Saltwater in the Blood
Coastal Trading Ketches
From the mid 1800s well into the1900s there were few roads on Eyre Peninsula, and no quick way of transporting goods by land. Farms and settlements relied on trading ketches with shallow drafts for their supplies and communication with the wider world, and transport of their produce to markets. The ketches could come right in to shallow bays at high tide, and sit on the bottom in low tide for loading.
Early Days of Fishing
The Aboriginal people enjoyed the excellent fishing in Boston Bay prior to colonisation, and remains of fish traps exist at Billy Lights Point. The first European fishermen to visit Port Lincoln were the whalers and the sealers in the early 1800s. Traces of whaling stations exist along the West Coast.
From the beginning of European settlement in Port Lincoln in 1839, fish were caught and sold door-to-door by fishers using shore lines or nets, and small sailing boats. By 1904 a commercial fishing licence was required (available to anyone who could pay the fee) and a cutter fleet was growing in South Australian waters. Cutters were sail driven, smaller boats (in the 25 to 35 foot range), usually with a wet well to keep fish alive, and able to be handled by one or two crew.
There were few navigation aids or weather forecasts, so only the skilled were successful. Major catches were premium scale fish (whiting, schnapper, garfish), tommies, shark for the oil, crustaceans.

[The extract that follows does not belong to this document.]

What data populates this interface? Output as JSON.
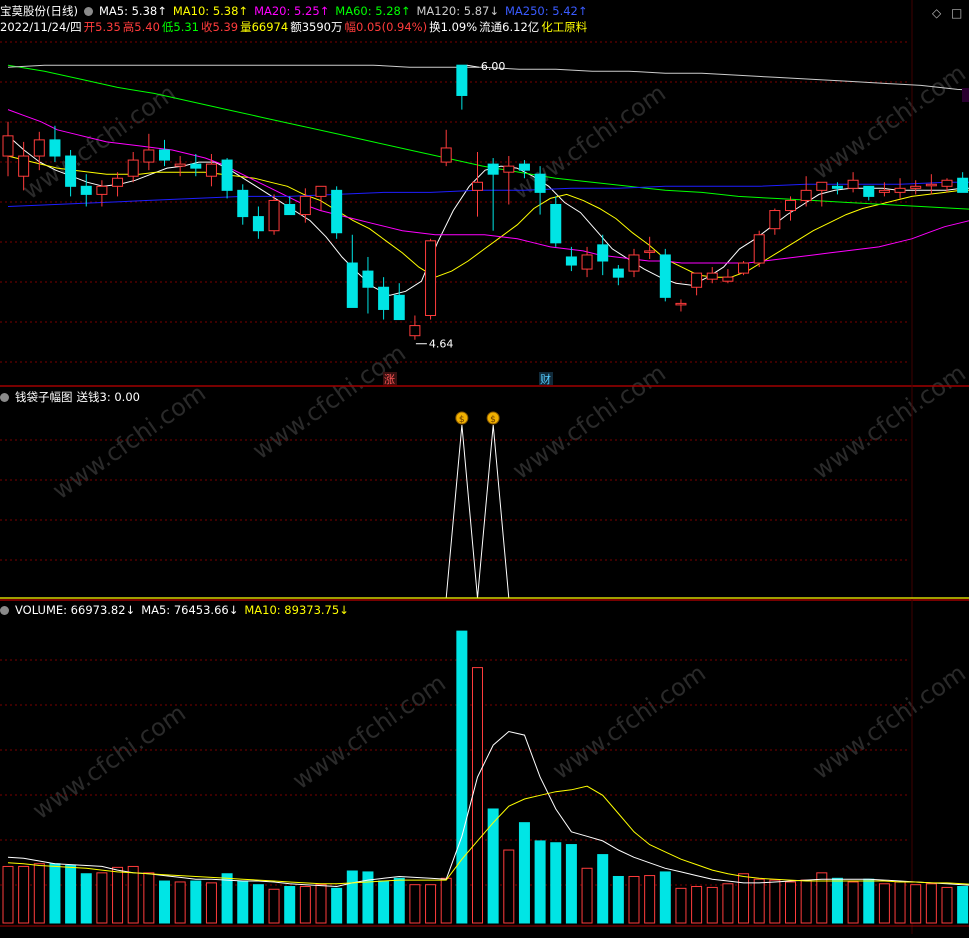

Fishermen sold fish to the public off the town jetty, and when small depots were established through the newly formed SA Fisherman’s Co-op in the early 1950s, the majority was shipped to the Adelaide Fish Market.
Arrival of Coastal Steamships
With the advent of steam driven vessels at the turn of the century, the SS Rupara began sailing in Port Lincoln waters in the early 1900s. She was an early Adelaide Steamship Company vessel, built in 1906 and weighing 1,368 tons, with a dual purpose of moving cargo and people.
The Company used her and later ships SS Minnipa and SS Moonta to run the popular Gulf trips which visited Port Lincoln, Whyalla, Port Augusta and Port Pirie. Passengers were entertained and the food and service were good. Tours were arranged when the ship reached port, while cargo was discharged or taken aboard.
The Gulf trips provided opportunities for people to meet, for honeymoons and anniversary celebrations and celebrating the New Year. They also provided a vital link with Adelaide and more employment opportunities.
Despite our location in the Southern most part of Australia, during the World Wars Port Lincoln was seen as a potential target for enemy activity because of it’s amazing natural harbour. In WWII, these fears were justified with the discovery of sea mines in the waters surrounding the lower Peninsula.
After the war, a decommissioned enemy sea mine was a landmark at the end of the Port Lincoln town jetty for several years.
Development of Modern Fishing Industry
We have excellent displays showing modern fishing methods for tuna, prawns, oysters and abalone, and the characters who made them happen. We also have a number of unusual DVDs and books for sale on the era.
Restored Wooden Boats at the Museum
There are over 25 restored wooden boats of historic significance housed in the Museum or on the hardstand. In pride of place outside is SV Hecla, a 60 foot flat bottomed coastal trading ketch built in 1903. Her restoration by Museum volunteers was completed in 2017, and she is the last extant example of her kind.
Matthew Flinders (1774-1814) commanded an English expedition to chart the unknown southern coast of Australia, and to determine whether or not Australia was one or two or more very large islands. The French were doing likewise under Nicolas Baudin, but in the end Flinders won the race.
Sailing aboard HMS Investigator, in January 1802 Flinders reached the furthest limit of previous discoveries at Fowlers Bay, and began charting a new coastline. He closely examined then charted the peninsulas and the two gulfs, including Port Lincoln waters. Most of the maritime and geographic features in the area were named by him, especially the name of our beautiful location, Port Lincoln.
Flinders’s running survey of the unknown southern coast was his greatest achievement. The meticulous details that he recorded of wind, tide and currents etc were later utilised in the compilation of the first Australian Directory in 1830.
The 3 volume limited edition set of books chronicling his discoveries: “A Voyage to Terra Australis”, along with a miniature (maquette) of the Matthew Finders memorial statue in London were generously donated to the Museum by the Lang Foundation in September 2014.